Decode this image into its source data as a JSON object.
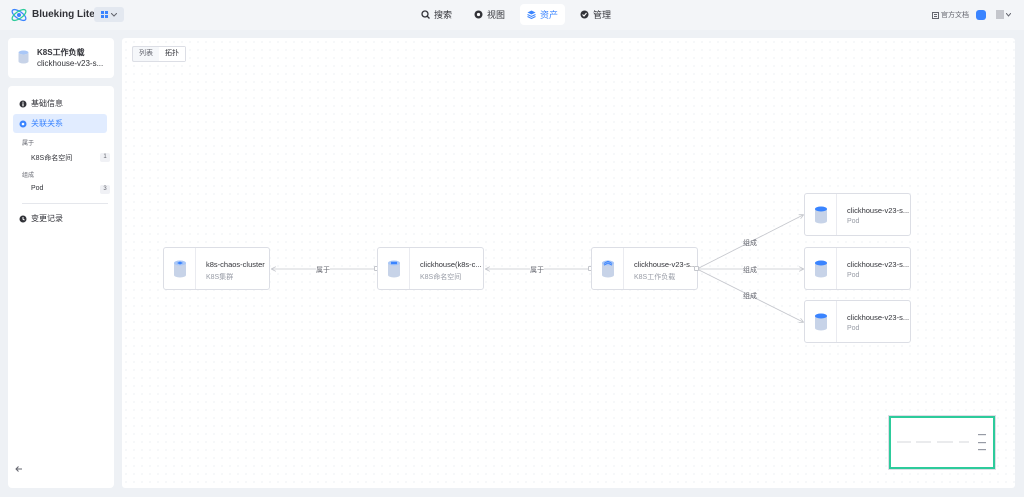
{
  "header": {
    "app_title": "Blueking Lite",
    "nav": [
      {
        "label": "搜索",
        "icon": "search-icon"
      },
      {
        "label": "视图",
        "icon": "view-icon"
      },
      {
        "label": "资产",
        "icon": "layers-icon",
        "active": true
      },
      {
        "label": "管理",
        "icon": "manage-icon"
      }
    ],
    "doc_link": "官方文档"
  },
  "object": {
    "title": "K8S工作负载",
    "instance": "clickhouse-v23-s..."
  },
  "sidebar": {
    "basic_info": "基础信息",
    "relations": "关联关系",
    "group_belongs": "属于",
    "namespace_item": "K8S命名空间",
    "namespace_count": "1",
    "group_composed": "组成",
    "pod_item": "Pod",
    "pod_count": "3",
    "change_log": "变更记录"
  },
  "main": {
    "toggle_list": "列表",
    "toggle_topology": "拓扑"
  },
  "topology": {
    "nodes": [
      {
        "title": "k8s-chaos-cluster",
        "type": "K8S集群"
      },
      {
        "title": "clickhouse(k8s-c...",
        "type": "K8S命名空间"
      },
      {
        "title": "clickhouse-v23-s...",
        "type": "K8S工作负载"
      },
      {
        "title": "clickhouse-v23-s...",
        "type": "Pod"
      },
      {
        "title": "clickhouse-v23-s...",
        "type": "Pod"
      },
      {
        "title": "clickhouse-v23-s...",
        "type": "Pod"
      }
    ],
    "edge_labels": [
      "属于",
      "属于",
      "组成",
      "组成",
      "组成"
    ]
  },
  "colors": {
    "accent": "#3a84ff",
    "minimap_frame": "#2dcb9b"
  }
}
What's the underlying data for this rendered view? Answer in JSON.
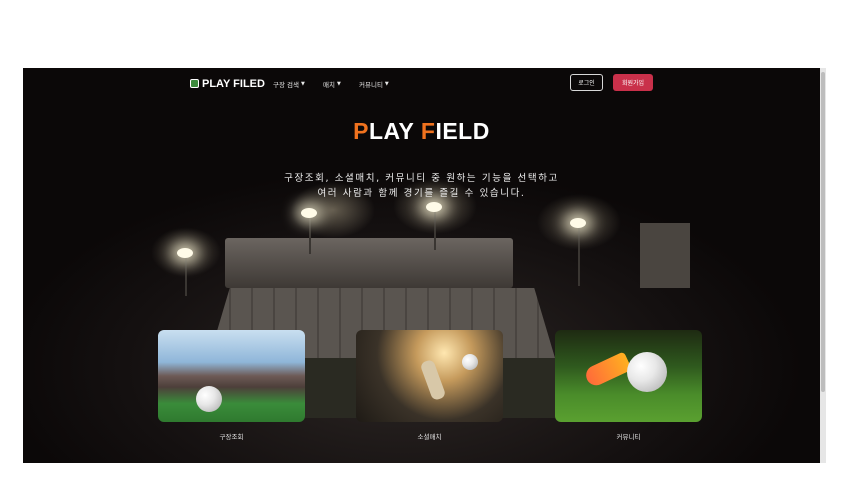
{
  "nav": {
    "logo_text": "PLAY FILED",
    "menus": [
      {
        "label": "구장 검색"
      },
      {
        "label": "매치"
      },
      {
        "label": "커뮤니티"
      }
    ],
    "login_label": "로그인",
    "signup_label": "회원가입"
  },
  "hero": {
    "title_p": "P",
    "title_lay": "LAY ",
    "title_f": "F",
    "title_ield": "IELD",
    "subtitle_line1": "구장조회, 소셜매치, 커뮤니티 중 원하는 기능을 선택하고",
    "subtitle_line2": "여러 사람과 함께 경기를 즐길 수 있습니다."
  },
  "cards": [
    {
      "label": "구장조회"
    },
    {
      "label": "소셜매치"
    },
    {
      "label": "커뮤니티"
    }
  ],
  "colors": {
    "accent_orange": "#f0721e",
    "signup_red": "#c9304a"
  }
}
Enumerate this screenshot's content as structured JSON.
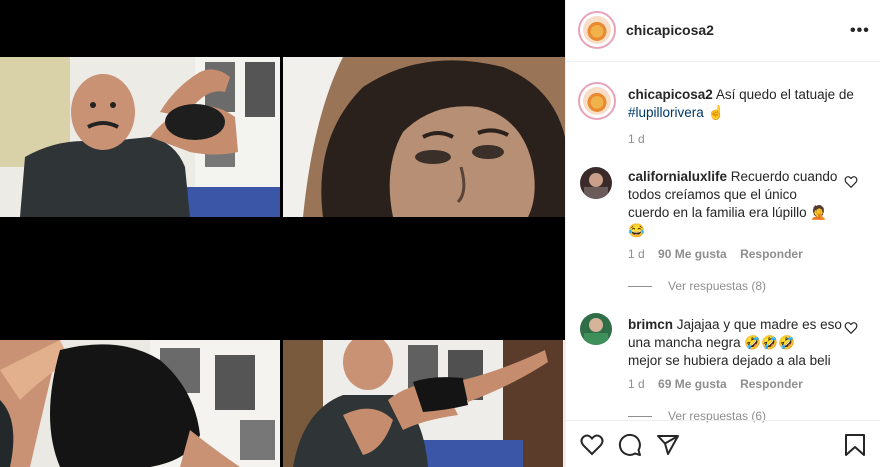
{
  "post": {
    "username": "chicapicosa2",
    "more_label": "•••"
  },
  "caption": {
    "username": "chicapicosa2",
    "text": "Así quedo el tatuaje de",
    "hashtag": "#lupillorivera",
    "emoji": "☝",
    "time": "1 d"
  },
  "comments": [
    {
      "username": "californialuxlife",
      "line1": "Recuerdo cuando",
      "line2": "todos creíamos que el único",
      "line3": "cuerdo en la familia era lúpillo",
      "emoji_end": "🤦",
      "emoji_line": "😂",
      "time": "1 d",
      "likes": "90 Me gusta",
      "reply": "Responder",
      "view_replies": "Ver respuestas (8)"
    },
    {
      "username": "brimcn",
      "line1": "Jajajaa y que madre es eso",
      "line2": "una mancha negra",
      "emojis": "🤣🤣🤣",
      "line3": "mejor se hubiera dejado a ala beli",
      "time": "1 d",
      "likes": "69 Me gusta",
      "reply": "Responder",
      "view_replies": "Ver respuestas (6)"
    }
  ],
  "icons": {
    "like": "heart-icon",
    "comment": "comment-icon",
    "share": "share-icon",
    "save": "bookmark-icon"
  },
  "colors": {
    "text": "#262626",
    "muted": "#8e8e8e",
    "link": "#00376b",
    "border": "#efefef"
  }
}
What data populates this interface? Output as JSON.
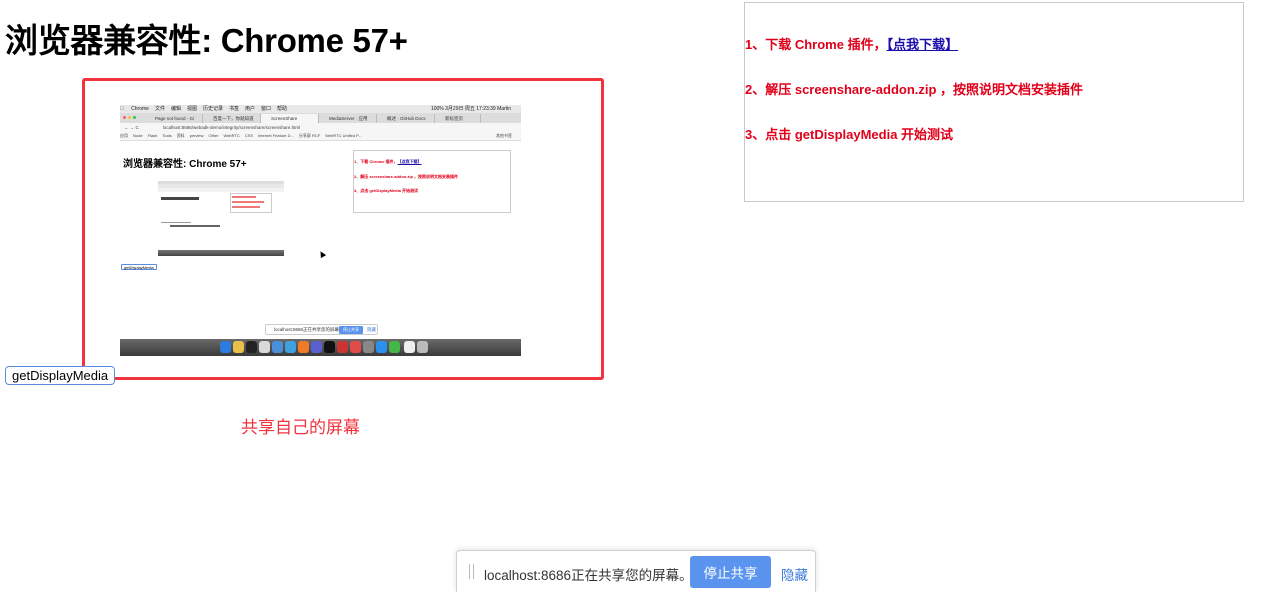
{
  "page": {
    "title": "浏览器兼容性: Chrome 57+",
    "instructions": {
      "step1_prefix": "1、下载 Chrome 插件，",
      "step1_link": "【点我下载】",
      "step2": "2、解压 screenshare-addon.zip ，按照说明文档安装插件",
      "step3": "3、点击 getDisplayMedia 开始测试"
    },
    "button_label": "getDisplayMedia",
    "preview_caption": "共享自己的屏幕"
  },
  "share_bar": {
    "message": "localhost:8686正在共享您的屏幕。",
    "stop_label": "停止共享",
    "hide_label": "隐藏"
  },
  "preview": {
    "menubar": [
      "Chrome",
      "文件",
      "编辑",
      "视图",
      "历史记录",
      "书签",
      "用户",
      "窗口",
      "帮助"
    ],
    "menubar_status": "100%  3月29日 周五 17:23:39  Martin",
    "tabs": [
      "Page not found · Gi",
      "百度一下，你就知道",
      "ScreenShare",
      "MediaServer · 应用",
      "概述 · GitHub Docs",
      "新标签页"
    ],
    "address": "localhost:8686/webadk-demo/integrity/screenshare/screenshare.html",
    "bookmarks": [
      "应用",
      "Node",
      "Flash",
      "Tools",
      "资料",
      "preview",
      "Other",
      "WebRTC",
      "CSS",
      "Internet Feature D...",
      "分享屏 RCF",
      "WebRTC Unified P...",
      "其他书签"
    ],
    "title": "浏览器兼容性: Chrome 57+",
    "step1_prefix": "1、下载 Chrome 插件，",
    "step1_link": "【点我下载】",
    "step2": "2、解压 screenshare-addon.zip ，按照说明文档安装插件",
    "step3": "3、点击 getDisplayMedia 开始测试",
    "button_label": "getDisplayMedia",
    "share_message": "localhost:8686正在共享您的屏幕。",
    "stop_label": "停止共享",
    "hide_label": "隐藏"
  },
  "colors": {
    "accent_red": "#f0333d",
    "instruction_red": "#e0001a",
    "link_blue": "#1a0dab",
    "button_blue": "#5a94ee"
  }
}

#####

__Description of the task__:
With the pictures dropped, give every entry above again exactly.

__Exercise result__:
Decode this image into its source data as a JSON object.
{
  "header": {
    "app_title": "Blueking Lite",
    "nav": [
      {
        "label": "搜索",
        "icon": "search-icon"
      },
      {
        "label": "视图",
        "icon": "view-icon"
      },
      {
        "label": "资产",
        "icon": "layers-icon",
        "active": true
      },
      {
        "label": "管理",
        "icon": "manage-icon"
      }
    ],
    "doc_link": "官方文档"
  },
  "object": {
    "title": "K8S工作负载",
    "instance": "clickhouse-v23-s..."
  },
  "sidebar": {
    "basic_info": "基础信息",
    "relations": "关联关系",
    "group_belongs": "属于",
    "namespace_item": "K8S命名空间",
    "namespace_count": "1",
    "group_composed": "组成",
    "pod_item": "Pod",
    "pod_count": "3",
    "change_log": "变更记录"
  },
  "main": {
    "toggle_list": "列表",
    "toggle_topology": "拓扑"
  },
  "topology": {
    "nodes": [
      {
        "title": "k8s-chaos-cluster",
        "type": "K8S集群"
      },
      {
        "title": "clickhouse(k8s-c...",
        "type": "K8S命名空间"
      },
      {
        "title": "clickhouse-v23-s...",
        "type": "K8S工作负载"
      },
      {
        "title": "clickhouse-v23-s...",
        "type": "Pod"
      },
      {
        "title": "clickhouse-v23-s...",
        "type": "Pod"
      },
      {
        "title": "clickhouse-v23-s...",
        "type": "Pod"
      }
    ],
    "edge_labels": [
      "属于",
      "属于",
      "组成",
      "组成",
      "组成"
    ]
  },
  "colors": {
    "accent": "#3a84ff",
    "minimap_frame": "#2dcb9b"
  }
}
What's the underlying data for this rendered view? Answer in JSON.
{
  "nav": {
    "logo_text": "PLAY FILED",
    "menus": [
      {
        "label": "구장 검색"
      },
      {
        "label": "매치"
      },
      {
        "label": "커뮤니티"
      }
    ],
    "login_label": "로그인",
    "signup_label": "회원가입"
  },
  "hero": {
    "title_p": "P",
    "title_lay": "LAY ",
    "title_f": "F",
    "title_ield": "IELD",
    "subtitle_line1": "구장조회, 소셜매치, 커뮤니티 중 원하는 기능을 선택하고",
    "subtitle_line2": "여러 사람과 함께 경기를 즐길 수 있습니다."
  },
  "cards": [
    {
      "label": "구장조회"
    },
    {
      "label": "소셜매치"
    },
    {
      "label": "커뮤니티"
    }
  ],
  "colors": {
    "accent_orange": "#f0721e",
    "signup_red": "#c9304a"
  }
}
Enumerate this screenshot's content as structured JSON.
{
  "post": {
    "username": "chicapicosa2",
    "more_label": "•••"
  },
  "caption": {
    "username": "chicapicosa2",
    "text": "Así quedo el tatuaje de",
    "hashtag": "#lupillorivera",
    "emoji": "☝",
    "time": "1 d"
  },
  "comments": [
    {
      "username": "californialuxlife",
      "line1": "Recuerdo cuando",
      "line2": "todos creíamos que el único",
      "line3": "cuerdo en la familia era lúpillo",
      "emoji_end": "🤦",
      "emoji_line": "😂",
      "time": "1 d",
      "likes": "90 Me gusta",
      "reply": "Responder",
      "view_replies": "Ver respuestas (8)"
    },
    {
      "username": "brimcn",
      "line1": "Jajajaa y que madre es eso",
      "line2": "una mancha negra",
      "emojis": "🤣🤣🤣",
      "line3": "mejor se hubiera dejado a ala beli",
      "time": "1 d",
      "likes": "69 Me gusta",
      "reply": "Responder",
      "view_replies": "Ver respuestas (6)"
    }
  ],
  "icons": {
    "like": "heart-icon",
    "comment": "comment-icon",
    "share": "share-icon",
    "save": "bookmark-icon"
  },
  "colors": {
    "text": "#262626",
    "muted": "#8e8e8e",
    "link": "#00376b",
    "border": "#efefef"
  }
}
What data populates this interface? Output as JSON.
{
  "page": {
    "title": "浏览器兼容性: Chrome 57+",
    "instructions": {
      "step1_prefix": "1、下载 Chrome 插件，",
      "step1_link": "【点我下载】",
      "step2": "2、解压 screenshare-addon.zip ，按照说明文档安装插件",
      "step3": "3、点击 getDisplayMedia 开始测试"
    },
    "button_label": "getDisplayMedia",
    "preview_caption": "共享自己的屏幕"
  },
  "share_bar": {
    "message": "localhost:8686正在共享您的屏幕。",
    "stop_label": "停止共享",
    "hide_label": "隐藏"
  },
  "preview": {
    "menubar": [
      "Chrome",
      "文件",
      "编辑",
      "视图",
      "历史记录",
      "书签",
      "用户",
      "窗口",
      "帮助"
    ],
    "menubar_status": "100%  3月29日 周五 17:23:39  Martin",
    "tabs": [
      "Page not found · Gi",
      "百度一下，你就知道",
      "ScreenShare",
      "MediaServer · 应用",
      "概述 · GitHub Docs",
      "新标签页"
    ],
    "address": "localhost:8686/webadk-demo/integrity/screenshare/screenshare.html",
    "bookmarks": [
      "应用",
      "Node",
      "Flash",
      "Tools",
      "资料",
      "preview",
      "Other",
      "WebRTC",
      "CSS",
      "Internet Feature D...",
      "分享屏 RCF",
      "WebRTC Unified P...",
      "其他书签"
    ],
    "title": "浏览器兼容性: Chrome 57+",
    "step1_prefix": "1、下载 Chrome 插件，",
    "step1_link": "【点我下载】",
    "step2": "2、解压 screenshare-addon.zip ，按照说明文档安装插件",
    "step3": "3、点击 getDisplayMedia 开始测试",
    "button_label": "getDisplayMedia",
    "share_message": "localhost:8686正在共享您的屏幕。",
    "stop_label": "停止共享",
    "hide_label": "隐藏"
  },
  "colors": {
    "accent_red": "#f0333d",
    "instruction_red": "#e0001a",
    "link_blue": "#1a0dab",
    "button_blue": "#5a94ee"
  }
}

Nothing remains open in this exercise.